Entries shown Block Start
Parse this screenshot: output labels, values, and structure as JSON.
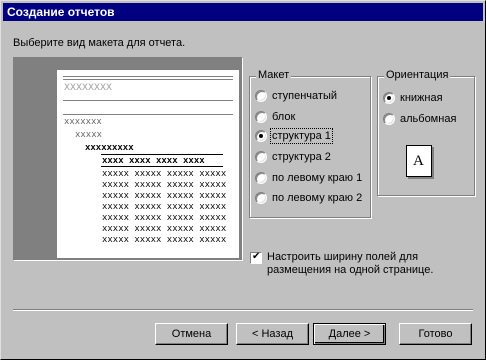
{
  "window": {
    "title": "Создание отчетов"
  },
  "prompt": "Выберите вид макета для отчета.",
  "preview": {
    "top_text": "XXXXXXXX",
    "level1": "xxxxxxx",
    "level2": "xxxxx",
    "level3": "xxxxxxxxx",
    "header_row": "xxxx  xxxx  xxxx  xxxx",
    "data_row": "xxxxx xxxxx xxxxx xxxxx"
  },
  "layout_group": {
    "title": "Макет",
    "options": [
      {
        "label": "ступенчатый",
        "selected": false
      },
      {
        "label": "блок",
        "selected": false
      },
      {
        "label": "структура 1",
        "selected": true
      },
      {
        "label": "структура 2",
        "selected": false
      },
      {
        "label": "по левому краю 1",
        "selected": false
      },
      {
        "label": "по левому краю 2",
        "selected": false
      }
    ]
  },
  "orientation_group": {
    "title": "Ориентация",
    "options": [
      {
        "label": "книжная",
        "selected": true
      },
      {
        "label": "альбомная",
        "selected": false
      }
    ],
    "icon_letter": "A"
  },
  "fit_checkbox": {
    "checked": true,
    "line1": "Настроить ширину полей для",
    "line2": "размещения на одной странице."
  },
  "buttons": {
    "cancel": "Отмена",
    "back": "< Назад",
    "next": "Далее >",
    "finish": "Готово"
  }
}
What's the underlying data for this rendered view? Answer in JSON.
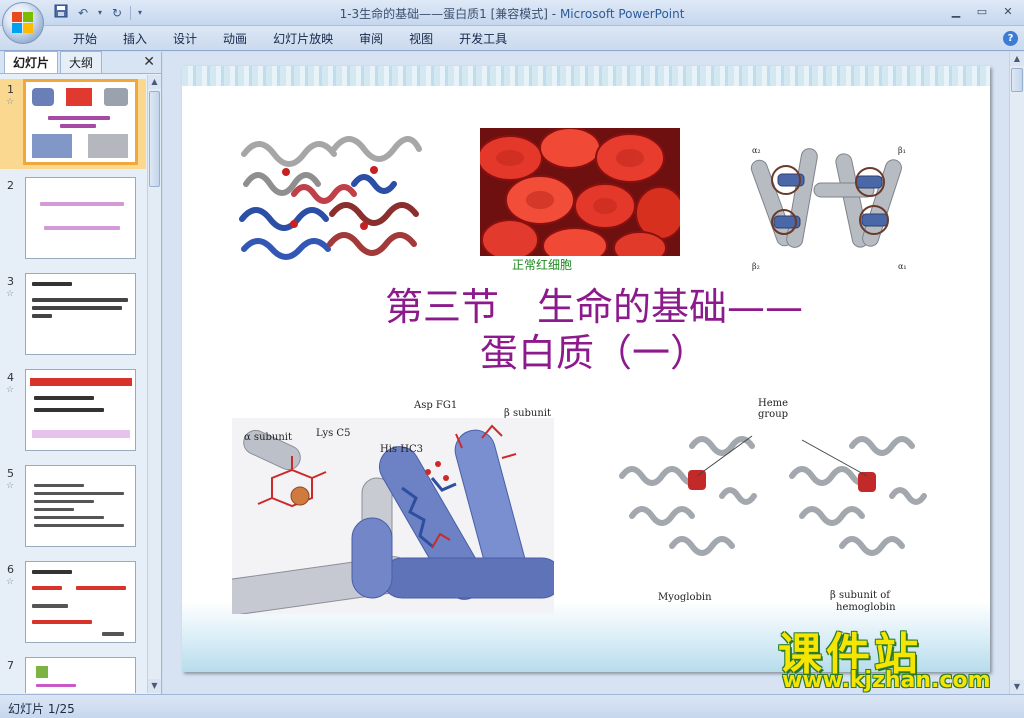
{
  "window": {
    "title_doc": "1-3生命的基础——蛋白质1 [兼容模式] - ",
    "title_app": "Microsoft PowerPoint"
  },
  "ribbon": {
    "tabs": [
      "开始",
      "插入",
      "设计",
      "动画",
      "幻灯片放映",
      "审阅",
      "视图",
      "开发工具"
    ]
  },
  "left_pane": {
    "tabs": [
      "幻灯片",
      "大纲"
    ],
    "close_glyph": "✕",
    "thumbnails": [
      {
        "number": "1",
        "selected": true
      },
      {
        "number": "2",
        "selected": false
      },
      {
        "number": "3",
        "selected": false
      },
      {
        "number": "4",
        "selected": false
      },
      {
        "number": "5",
        "selected": false
      },
      {
        "number": "6",
        "selected": false
      },
      {
        "number": "7",
        "selected": false
      }
    ]
  },
  "slide": {
    "title_line1": "第三节　生命的基础——",
    "title_line2": "蛋白质（一）",
    "rbc_caption": "正常红细胞",
    "labels": {
      "alpha_subunit": "α subunit",
      "lys_c5": "Lys C5",
      "his_hc3": "His HC3",
      "asp_fg1": "Asp FG1",
      "beta_subunit": "β subunit",
      "heme_group_1": "Heme",
      "heme_group_2": "group",
      "myoglobin": "Myoglobin",
      "beta_sub_of_1": "β subunit of",
      "beta_sub_of_2": "hemoglobin",
      "a1": "α₁",
      "a2": "α₂",
      "b1": "β₁",
      "b2": "β₂"
    }
  },
  "status": {
    "slide_counter": "幻灯片 1/25"
  },
  "watermark": {
    "brand": "课件站",
    "url": "www.kjzhan.com"
  }
}
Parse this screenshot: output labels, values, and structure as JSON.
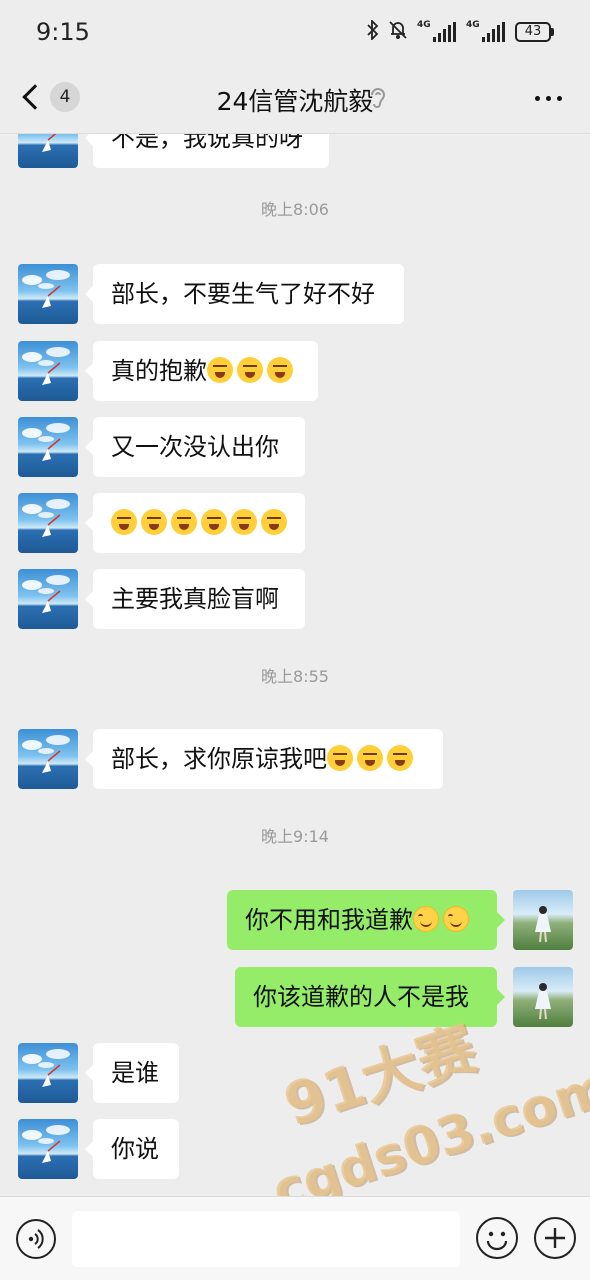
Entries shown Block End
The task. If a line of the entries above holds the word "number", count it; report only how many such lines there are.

Written response. 7